### Requirement
Each word in the data below should be copied exactly; the images should not.

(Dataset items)
- Opening Delimiter -

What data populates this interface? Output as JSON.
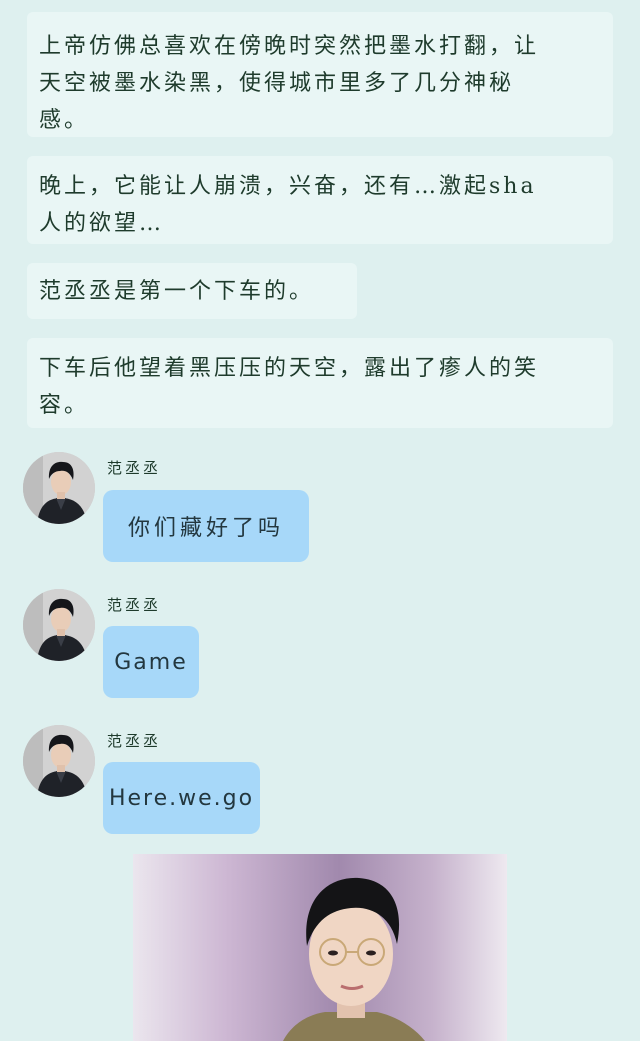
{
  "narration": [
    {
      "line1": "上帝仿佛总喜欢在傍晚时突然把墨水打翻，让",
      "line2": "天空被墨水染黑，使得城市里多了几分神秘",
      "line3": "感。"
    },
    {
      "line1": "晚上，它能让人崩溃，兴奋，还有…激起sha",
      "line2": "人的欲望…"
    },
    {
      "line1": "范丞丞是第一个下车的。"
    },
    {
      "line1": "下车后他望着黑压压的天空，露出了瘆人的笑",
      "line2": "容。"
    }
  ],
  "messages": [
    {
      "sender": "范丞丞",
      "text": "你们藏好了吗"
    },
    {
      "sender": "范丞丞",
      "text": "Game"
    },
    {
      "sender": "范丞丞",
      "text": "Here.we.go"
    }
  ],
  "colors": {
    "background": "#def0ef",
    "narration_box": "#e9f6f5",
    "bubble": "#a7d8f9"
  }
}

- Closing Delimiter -

### Answer to this task
What data populates this interface? Output as JSON.
{
  "narration": [
    {
      "line1": "上帝仿佛总喜欢在傍晚时突然把墨水打翻，让",
      "line2": "天空被墨水染黑，使得城市里多了几分神秘",
      "line3": "感。"
    },
    {
      "line1": "晚上，它能让人崩溃，兴奋，还有…激起sha",
      "line2": "人的欲望…"
    },
    {
      "line1": "范丞丞是第一个下车的。"
    },
    {
      "line1": "下车后他望着黑压压的天空，露出了瘆人的笑",
      "line2": "容。"
    }
  ],
  "messages": [
    {
      "sender": "范丞丞",
      "text": "你们藏好了吗"
    },
    {
      "sender": "范丞丞",
      "text": "Game"
    },
    {
      "sender": "范丞丞",
      "text": "Here.we.go"
    }
  ],
  "colors": {
    "background": "#def0ef",
    "narration_box": "#e9f6f5",
    "bubble": "#a7d8f9"
  }
}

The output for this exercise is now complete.